Lowdermilk also provided remarks about the other parcels on the market:
- The property on the northwest corner at Bee Ridge Road and Aberdeen Drive, which comprises 68,104 square feet: The closing is planned for April 23.
- The 1.37-acre parcel at the northeast corner of the intersection of Bee Ridge Road and Aberdeen: As part of their March 13 Consent Agenda of routine business items, the commissioners unanimously approved its sale for $138,000.
A March 13 staff memo said Darvin and Lian Boatwright were the buyers.
In May 2017, residents living near the property expressed an interest in preserving it in its natural state because of the prevalence of wildlife on it. The board members learned that no neighborhood association existed in that area, so they did not have the option of directing staff to try to negotiate a sale with such an organization. As a result, the commissioners asked staff to work on the sale of the land for a single-family home.
Commissioner Paul Caragiulo later asked staff to ascertain that the property would not be needed for stormwater purposes before any sale was negotiated. A March 13 staff memo acknowledged that action: “It has been determined that the County has no future plans to utilize this property.”
Both the Bee Ridge/Aberdeen parcels were left over after the completion of the roundabout on Bee Ridge Road in November 2016. They had been purchased in the event they were needed for right of way, staff has explained.
- The parcel at 6901 Bee Ridge Road (3.85 acres): The closing also is set for April 23.
- The parcel at 200 Montana Ave. in Nokomis: The closing is set for May 1.
- The property at 800 W. Perry St. in Englewood: Eight bids have been received, with several higher than $800,000. The board will be asked to consider a sale as part of its April 10 regular meeting agenda.
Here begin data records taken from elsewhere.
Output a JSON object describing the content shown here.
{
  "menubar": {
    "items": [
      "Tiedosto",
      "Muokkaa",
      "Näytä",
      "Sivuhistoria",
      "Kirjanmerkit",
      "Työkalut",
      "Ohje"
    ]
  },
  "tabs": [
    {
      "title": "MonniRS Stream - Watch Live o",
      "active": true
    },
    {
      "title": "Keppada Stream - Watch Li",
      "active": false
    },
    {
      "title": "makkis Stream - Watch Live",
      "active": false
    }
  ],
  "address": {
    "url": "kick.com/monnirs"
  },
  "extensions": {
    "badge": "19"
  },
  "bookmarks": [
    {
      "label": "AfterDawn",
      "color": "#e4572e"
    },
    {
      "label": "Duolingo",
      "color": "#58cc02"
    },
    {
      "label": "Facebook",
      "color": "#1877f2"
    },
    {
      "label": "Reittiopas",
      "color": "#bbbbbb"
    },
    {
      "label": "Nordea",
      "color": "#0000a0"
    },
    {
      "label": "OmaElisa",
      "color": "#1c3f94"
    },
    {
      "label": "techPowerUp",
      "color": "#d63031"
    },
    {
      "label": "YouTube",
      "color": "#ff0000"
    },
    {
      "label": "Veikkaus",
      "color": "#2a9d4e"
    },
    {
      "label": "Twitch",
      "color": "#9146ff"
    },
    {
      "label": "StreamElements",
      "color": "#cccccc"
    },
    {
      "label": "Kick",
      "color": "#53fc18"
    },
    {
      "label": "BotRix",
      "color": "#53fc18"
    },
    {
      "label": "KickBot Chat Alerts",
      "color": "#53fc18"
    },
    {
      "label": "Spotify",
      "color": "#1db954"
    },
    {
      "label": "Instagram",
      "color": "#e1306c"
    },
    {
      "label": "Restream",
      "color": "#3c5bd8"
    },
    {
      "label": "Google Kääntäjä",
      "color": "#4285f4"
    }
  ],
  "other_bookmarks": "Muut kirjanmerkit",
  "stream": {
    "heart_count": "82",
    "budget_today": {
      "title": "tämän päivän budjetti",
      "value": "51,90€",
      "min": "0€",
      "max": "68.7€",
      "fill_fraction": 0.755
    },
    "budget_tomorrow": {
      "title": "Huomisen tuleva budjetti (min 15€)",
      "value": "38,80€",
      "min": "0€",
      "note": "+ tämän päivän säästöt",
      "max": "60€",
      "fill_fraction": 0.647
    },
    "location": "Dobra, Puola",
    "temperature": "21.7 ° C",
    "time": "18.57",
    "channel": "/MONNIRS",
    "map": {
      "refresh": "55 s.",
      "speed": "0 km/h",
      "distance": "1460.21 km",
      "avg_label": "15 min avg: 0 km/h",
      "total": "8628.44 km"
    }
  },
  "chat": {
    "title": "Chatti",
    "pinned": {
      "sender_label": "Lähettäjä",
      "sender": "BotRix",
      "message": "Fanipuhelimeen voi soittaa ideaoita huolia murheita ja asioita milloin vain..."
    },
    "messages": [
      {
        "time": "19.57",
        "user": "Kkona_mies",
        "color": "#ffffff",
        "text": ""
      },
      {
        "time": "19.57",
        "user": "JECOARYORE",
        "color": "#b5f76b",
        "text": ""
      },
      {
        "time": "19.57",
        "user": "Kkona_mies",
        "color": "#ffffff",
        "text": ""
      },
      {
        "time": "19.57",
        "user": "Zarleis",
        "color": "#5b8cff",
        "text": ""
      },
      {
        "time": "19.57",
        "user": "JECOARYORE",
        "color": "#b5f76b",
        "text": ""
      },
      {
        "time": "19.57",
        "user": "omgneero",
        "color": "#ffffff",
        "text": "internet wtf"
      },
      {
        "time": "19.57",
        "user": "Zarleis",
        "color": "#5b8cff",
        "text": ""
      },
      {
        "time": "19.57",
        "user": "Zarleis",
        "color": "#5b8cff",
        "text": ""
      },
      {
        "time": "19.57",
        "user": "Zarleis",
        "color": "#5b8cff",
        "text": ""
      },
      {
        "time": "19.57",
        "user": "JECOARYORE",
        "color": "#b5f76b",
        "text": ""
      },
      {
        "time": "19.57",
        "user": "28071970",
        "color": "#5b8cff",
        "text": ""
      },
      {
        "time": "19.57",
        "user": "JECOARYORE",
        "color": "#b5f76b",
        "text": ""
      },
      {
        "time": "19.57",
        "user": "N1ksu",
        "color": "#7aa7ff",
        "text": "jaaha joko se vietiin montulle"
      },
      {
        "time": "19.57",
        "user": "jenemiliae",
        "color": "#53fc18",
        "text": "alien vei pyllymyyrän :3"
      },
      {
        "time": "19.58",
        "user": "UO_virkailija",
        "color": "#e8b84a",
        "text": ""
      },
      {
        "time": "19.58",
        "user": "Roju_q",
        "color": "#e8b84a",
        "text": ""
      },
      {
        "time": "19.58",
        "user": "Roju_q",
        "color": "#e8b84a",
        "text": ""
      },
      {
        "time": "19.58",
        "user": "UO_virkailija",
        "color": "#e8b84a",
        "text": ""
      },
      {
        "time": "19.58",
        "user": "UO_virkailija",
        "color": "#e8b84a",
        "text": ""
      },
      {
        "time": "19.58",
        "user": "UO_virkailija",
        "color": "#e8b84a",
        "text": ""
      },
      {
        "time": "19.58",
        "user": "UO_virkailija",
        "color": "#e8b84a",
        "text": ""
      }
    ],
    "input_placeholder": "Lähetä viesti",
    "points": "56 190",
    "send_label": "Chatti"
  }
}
That parcel was the focus of commission consternation in late December 2017, when the board members learned that the Englewood Community Redevelopment Area (CRA) paid $2,203,656 for that property in 2007 with the intent of combining it with an adjacent parcel to create a neighborhood waterfront park. After residents objected to the plans, the County Commission in 2013 put the 800 W. Perry parcel and the adjacent 50 Southwind Drive land up for sale. On Dec. 12, 2017, the commission voted to market the Perry Street land for $550,000 for another 90 days.
The 50 Southwind Drive parcel has been sold.